● About this exercise: Please write out each entry below exactly as it appears.

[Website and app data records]
^^^^^^^^

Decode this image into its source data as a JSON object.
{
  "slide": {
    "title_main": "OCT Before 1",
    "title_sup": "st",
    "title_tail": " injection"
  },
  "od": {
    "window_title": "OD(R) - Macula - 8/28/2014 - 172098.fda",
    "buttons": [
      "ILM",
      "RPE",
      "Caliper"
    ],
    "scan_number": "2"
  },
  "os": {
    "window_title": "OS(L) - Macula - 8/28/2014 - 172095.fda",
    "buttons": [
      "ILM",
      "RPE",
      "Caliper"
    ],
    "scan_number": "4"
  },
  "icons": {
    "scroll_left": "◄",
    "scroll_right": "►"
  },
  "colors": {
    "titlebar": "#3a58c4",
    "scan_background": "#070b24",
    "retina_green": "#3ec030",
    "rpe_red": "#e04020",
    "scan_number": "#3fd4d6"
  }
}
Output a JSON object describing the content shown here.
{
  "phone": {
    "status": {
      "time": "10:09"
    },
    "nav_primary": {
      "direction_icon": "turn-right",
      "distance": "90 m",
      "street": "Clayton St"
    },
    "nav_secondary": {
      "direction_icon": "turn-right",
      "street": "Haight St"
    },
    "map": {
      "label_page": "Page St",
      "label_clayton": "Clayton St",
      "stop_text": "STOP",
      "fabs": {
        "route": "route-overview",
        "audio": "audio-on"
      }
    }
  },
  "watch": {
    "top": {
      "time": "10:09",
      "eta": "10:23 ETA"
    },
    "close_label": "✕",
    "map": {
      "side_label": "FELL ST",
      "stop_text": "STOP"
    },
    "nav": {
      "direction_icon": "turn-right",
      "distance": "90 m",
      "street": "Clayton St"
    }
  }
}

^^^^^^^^

● Problem solution:
Decode this image into its source data as a JSON object.
{
  "slide": {
    "title_main": "OCT Before 1",
    "title_sup": "st",
    "title_tail": " injection"
  },
  "od": {
    "window_title": "OD(R) - Macula - 8/28/2014 - 172098.fda",
    "buttons": [
      "ILM",
      "RPE",
      "Caliper"
    ],
    "scan_number": "2"
  },
  "os": {
    "window_title": "OS(L) - Macula - 8/28/2014 - 172095.fda",
    "buttons": [
      "ILM",
      "RPE",
      "Caliper"
    ],
    "scan_number": "4"
  },
  "icons": {
    "scroll_left": "◄",
    "scroll_right": "►"
  },
  "colors": {
    "titlebar": "#3a58c4",
    "scan_background": "#070b24",
    "retina_green": "#3ec030",
    "rpe_red": "#e04020",
    "scan_number": "#3fd4d6"
  }
}
Output a JSON object describing the content shown here.
{
  "phone": {
    "status": {
      "time": "10:09"
    },
    "nav_primary": {
      "direction_icon": "turn-right",
      "distance": "90 m",
      "street": "Clayton St"
    },
    "nav_secondary": {
      "direction_icon": "turn-right",
      "street": "Haight St"
    },
    "map": {
      "label_page": "Page St",
      "label_clayton": "Clayton St",
      "stop_text": "STOP",
      "fabs": {
        "route": "route-overview",
        "audio": "audio-on"
      }
    }
  },
  "watch": {
    "top": {
      "time": "10:09",
      "eta": "10:23 ETA"
    },
    "close_label": "✕",
    "map": {
      "side_label": "FELL ST",
      "stop_text": "STOP"
    },
    "nav": {
      "direction_icon": "turn-right",
      "distance": "90 m",
      "street": "Clayton St"
    }
  }
}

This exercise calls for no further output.